The Cotman Collection | 74

Cotmania. Vol. IV. 1929-30

Archive: SDK Sydney Decimus Kitson Archive
Reference Number: SDK/1/2/1/4
Page: 25 recto, insert 1

  • Description

    Transcription of Kitson's speech at the annual RIBA dinner

    Transcription of Kitson's speech at the annual RIBA dinner


  • Transcription

    MR SYDNEY KITSON (Hon. Secretary RIBA), in proposing a toast of "Our Guests," said : I once read, somewhere - it may have been in the columns of an evening newspaper - the words of a philosopher who said that Hospitality and Architecture were the two finest products of civilisation. If, as I believe to be the case, the author of these words is present as one of our guests tonight, I wish to thank him publicly for the statement of which I believe to be a profound truth. If he will allow me I will use his saying as a text for the few words I have to say in proposing the toast of "Our Guests."
    You will observe then, if we analyse this text in the orthodox way, firstly that the philosopher places Hospitality before Architecture in his order of precedence. If you compare in you mind's eye the size of this great hall where, by the courtesy of the Lord Mayor and the good offices of out President, we are privileged to offer hospitality to our guests tonight, with that small room at the Royal Academy where the representative output of some ten thousand British Architects is annually shown - then I think you will agree that the philosopher had reasons for the order in which he placed the two words.
    Secondly, although he puts hospitality before Architecture, yet you will notice - and this is the crux of the whole matter - that the philosopher couples them together by use of the simple word "and" In the same way we architects are trying to couple together tonight "the two finest products of civilisation" by offering hospitality in so large a room to those whom we delight to honour.
    Thirdly - although I admit that this point is more obscure - the philosopher seems to hint that a peculiar civilising glow may result from the mingling of Hospitality and Architecture. We hope that you have felt this inward glow tonight, and that this glow - if glow there may be - may be permanent and that it may favourably influence your outlook on contemporary Architecture.
    If I may draw a moral from the text - and morals are said to be admirable digestives - it is this: Never judge of contemporary architecture on an empty stomache. Some architect friend of yours may tell you, modestly enough, that he thinks - although of course he hopes to do better next time - that his latest building may, perhaps, contain some message for Humanity. If you examine your friend's building in the cold light of the morning and fail to capture that message - then go and have a hearty lunch and return to your friend's building in the afternoon, when it may be that its walls will reverberate with messages for Humanity.
    I wish I could mention all our guests by name tonight. To do so is impossible, since our President has -very properly- restricted me to five minutes. I must content myself by saying that they represent what is best in English life and thought and action. One exception I must make and mention the name of our guests - M. Pontremoli, the President of the French Society of Architects- who so well represents the life and thought and architectural culture of our neighbours and allies. Many of the lady guests are the wives and relatives of architects, and therefore know to the full the disappointments and triumphs of the most precarious and the most fascinating of all human callings. To them I offer my sympathy and my congratulations.
    When I have finished speaking one of His Majesty's Judges will sum up. It depends partly on his summing up and partly on the warmth or otherwise of your own inward glow whether you, our guests - the jury - will or will not return a favourable verdict upon our efforts tonight to justify the words of the philosopher, when he said that Hospitality and Architecture are the two finest products of civilisation.

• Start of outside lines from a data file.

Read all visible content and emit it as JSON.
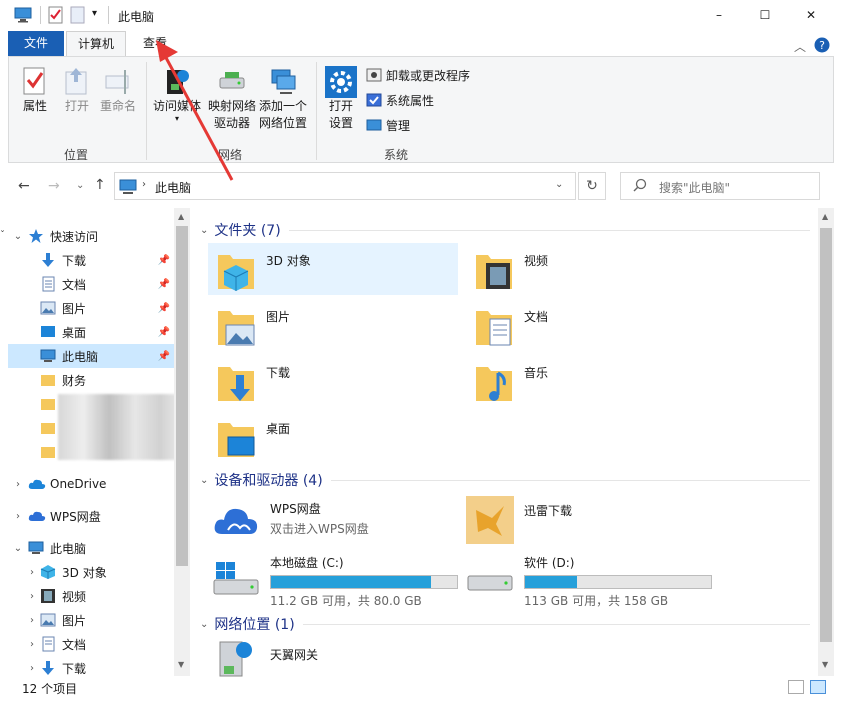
{
  "window": {
    "title": "此电脑",
    "minimize": "–",
    "maximize": "☐",
    "close": "✕"
  },
  "tabs": {
    "file": "文件",
    "computer": "计算机",
    "view": "查看"
  },
  "ribbon": {
    "location": {
      "label": "位置",
      "properties": "属性",
      "open": "打开",
      "rename": "重命名"
    },
    "network": {
      "label": "网络",
      "access_media": "访问媒体",
      "map_drive_1": "映射网络",
      "map_drive_2": "驱动器",
      "add_loc_1": "添加一个",
      "add_loc_2": "网络位置"
    },
    "system": {
      "label": "系统",
      "open_settings_1": "打开",
      "open_settings_2": "设置",
      "uninstall": "卸载或更改程序",
      "sys_props": "系统属性",
      "manage": "管理"
    }
  },
  "address": {
    "path": "此电脑",
    "search_placeholder": "搜索\"此电脑\""
  },
  "nav": {
    "quick_access": "快速访问",
    "items": [
      "下载",
      "文档",
      "图片",
      "桌面",
      "此电脑",
      "财务"
    ],
    "onedrive": "OneDrive",
    "wps": "WPS网盘",
    "this_pc": "此电脑",
    "pc_items": [
      "3D 对象",
      "视频",
      "图片",
      "文档",
      "下载"
    ]
  },
  "folders": {
    "header": "文件夹 (7)",
    "items": [
      "3D 对象",
      "视频",
      "图片",
      "文档",
      "下载",
      "音乐",
      "桌面"
    ]
  },
  "devices": {
    "header": "设备和驱动器 (4)",
    "wps_name": "WPS网盘",
    "wps_sub": "双击进入WPS网盘",
    "xunlei": "迅雷下载",
    "c_name": "本地磁盘 (C:)",
    "c_free": "11.2 GB 可用，共 80.0 GB",
    "c_used": 0.86,
    "d_name": "软件 (D:)",
    "d_free": "113 GB 可用，共 158 GB",
    "d_used": 0.28
  },
  "network": {
    "header": "网络位置 (1)",
    "item": "天翼网关"
  },
  "status": {
    "count": "12 个项目"
  },
  "colors": {
    "accent": "#1a5fb4",
    "selection": "#cce8ff",
    "drive_fill": "#26a0da",
    "folder": "#f5c85c",
    "arrow": "#e53935"
  }
}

    RIBA Journal
    June 7. 1930

Transcription of Kitson's speech at the annual RIBA dinner